Task description = Word for word, output every line of the material below, minus pictures.

[[ Recorded information, beginning ]]

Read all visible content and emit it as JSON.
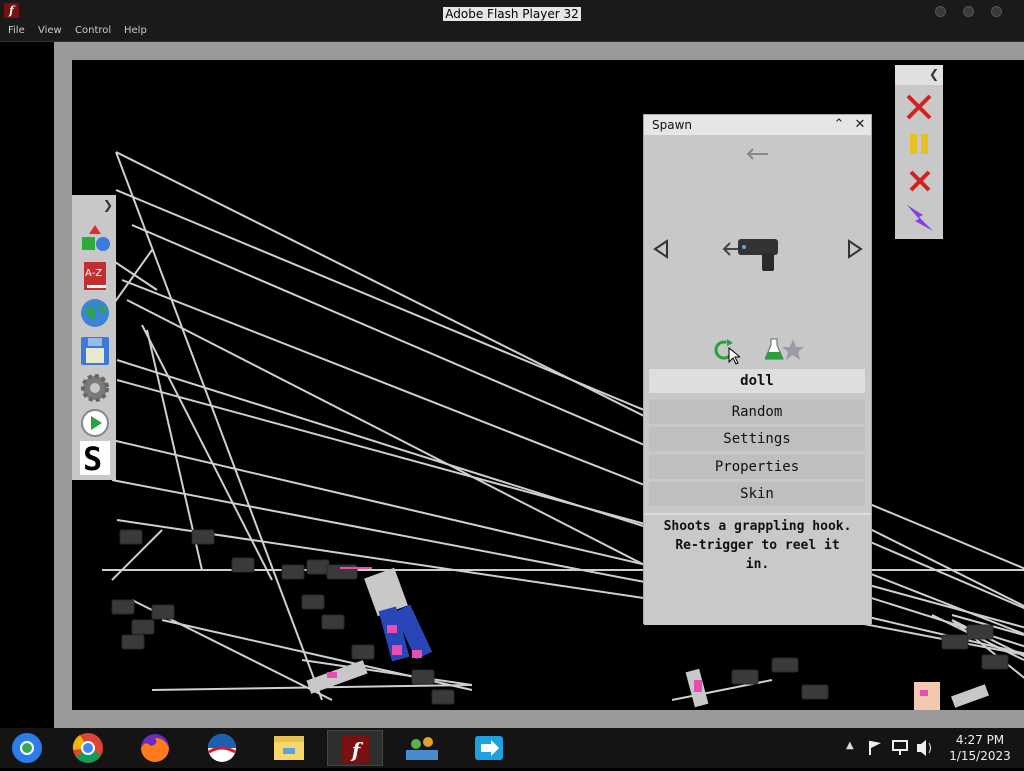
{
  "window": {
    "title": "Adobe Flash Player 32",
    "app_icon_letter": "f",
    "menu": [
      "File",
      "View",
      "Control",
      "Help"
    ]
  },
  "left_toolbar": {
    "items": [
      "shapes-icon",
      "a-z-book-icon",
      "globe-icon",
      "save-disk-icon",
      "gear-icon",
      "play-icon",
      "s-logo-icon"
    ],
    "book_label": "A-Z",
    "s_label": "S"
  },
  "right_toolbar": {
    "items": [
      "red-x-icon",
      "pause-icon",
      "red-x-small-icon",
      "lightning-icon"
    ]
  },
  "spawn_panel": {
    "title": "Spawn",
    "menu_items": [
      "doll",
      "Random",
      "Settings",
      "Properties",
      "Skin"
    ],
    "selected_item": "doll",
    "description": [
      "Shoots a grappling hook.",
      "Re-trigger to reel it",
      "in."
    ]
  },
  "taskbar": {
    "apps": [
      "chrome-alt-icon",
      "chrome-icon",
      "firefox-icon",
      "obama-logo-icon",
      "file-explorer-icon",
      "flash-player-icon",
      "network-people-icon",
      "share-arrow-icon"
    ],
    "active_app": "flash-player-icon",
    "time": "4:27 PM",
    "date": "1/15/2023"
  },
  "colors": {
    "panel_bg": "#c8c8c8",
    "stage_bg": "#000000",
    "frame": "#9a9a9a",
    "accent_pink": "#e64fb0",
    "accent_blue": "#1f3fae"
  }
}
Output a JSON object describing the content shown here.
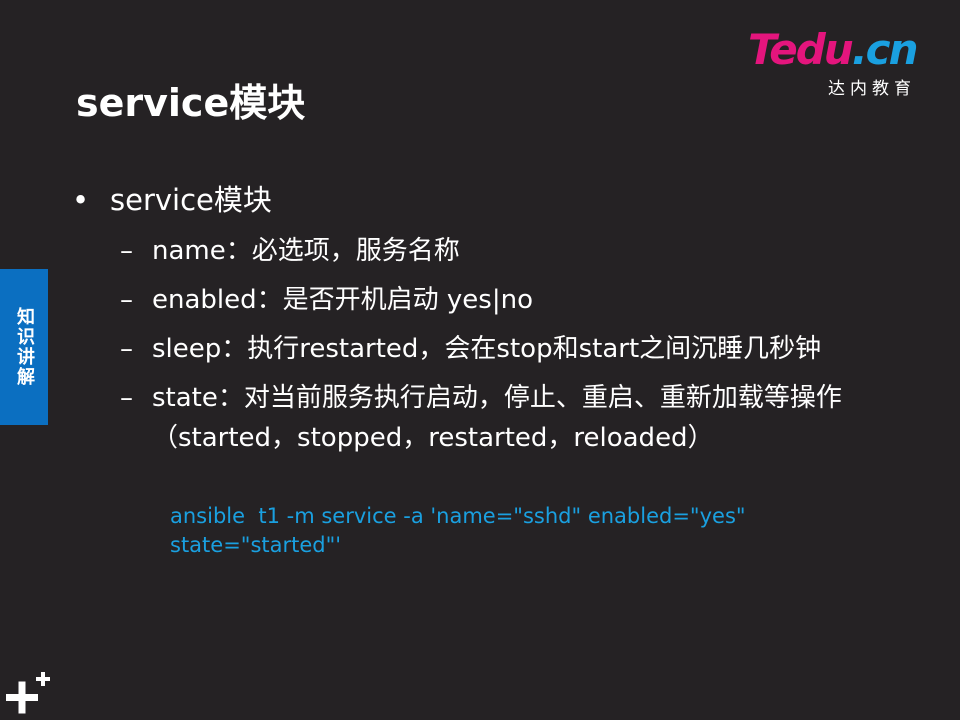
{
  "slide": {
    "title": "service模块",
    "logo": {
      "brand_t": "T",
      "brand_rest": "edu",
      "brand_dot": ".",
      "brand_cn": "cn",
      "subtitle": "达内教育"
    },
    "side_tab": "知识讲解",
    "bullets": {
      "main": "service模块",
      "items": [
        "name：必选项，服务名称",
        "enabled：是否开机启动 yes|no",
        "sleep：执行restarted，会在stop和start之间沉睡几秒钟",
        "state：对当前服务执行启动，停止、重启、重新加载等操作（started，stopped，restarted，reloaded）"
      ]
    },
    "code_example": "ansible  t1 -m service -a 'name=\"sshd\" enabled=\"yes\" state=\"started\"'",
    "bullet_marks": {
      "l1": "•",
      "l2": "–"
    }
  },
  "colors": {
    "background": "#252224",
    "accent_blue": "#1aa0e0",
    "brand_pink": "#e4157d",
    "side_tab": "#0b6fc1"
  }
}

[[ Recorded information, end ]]

Your response =
Read all visible content and emit it as JSON.
{
  "window": {
    "title": "Adobe Flash Player 32",
    "app_icon_letter": "f",
    "menu": [
      "File",
      "View",
      "Control",
      "Help"
    ]
  },
  "left_toolbar": {
    "items": [
      "shapes-icon",
      "a-z-book-icon",
      "globe-icon",
      "save-disk-icon",
      "gear-icon",
      "play-icon",
      "s-logo-icon"
    ],
    "book_label": "A-Z",
    "s_label": "S"
  },
  "right_toolbar": {
    "items": [
      "red-x-icon",
      "pause-icon",
      "red-x-small-icon",
      "lightning-icon"
    ]
  },
  "spawn_panel": {
    "title": "Spawn",
    "menu_items": [
      "doll",
      "Random",
      "Settings",
      "Properties",
      "Skin"
    ],
    "selected_item": "doll",
    "description": [
      "Shoots a grappling hook.",
      "Re-trigger to reel it",
      "in."
    ]
  },
  "taskbar": {
    "apps": [
      "chrome-alt-icon",
      "chrome-icon",
      "firefox-icon",
      "obama-logo-icon",
      "file-explorer-icon",
      "flash-player-icon",
      "network-people-icon",
      "share-arrow-icon"
    ],
    "active_app": "flash-player-icon",
    "time": "4:27 PM",
    "date": "1/15/2023"
  },
  "colors": {
    "panel_bg": "#c8c8c8",
    "stage_bg": "#000000",
    "frame": "#9a9a9a",
    "accent_pink": "#e64fb0",
    "accent_blue": "#1f3fae"
  }
}
Output a JSON object describing the content shown here.
{
  "slide": {
    "title": "service模块",
    "logo": {
      "brand_t": "T",
      "brand_rest": "edu",
      "brand_dot": ".",
      "brand_cn": "cn",
      "subtitle": "达内教育"
    },
    "side_tab": "知识讲解",
    "bullets": {
      "main": "service模块",
      "items": [
        "name：必选项，服务名称",
        "enabled：是否开机启动 yes|no",
        "sleep：执行restarted，会在stop和start之间沉睡几秒钟",
        "state：对当前服务执行启动，停止、重启、重新加载等操作（started，stopped，restarted，reloaded）"
      ]
    },
    "code_example": "ansible  t1 -m service -a 'name=\"sshd\" enabled=\"yes\" state=\"started\"'",
    "bullet_marks": {
      "l1": "•",
      "l2": "–"
    }
  },
  "colors": {
    "background": "#252224",
    "accent_blue": "#1aa0e0",
    "brand_pink": "#e4157d",
    "side_tab": "#0b6fc1"
  }
}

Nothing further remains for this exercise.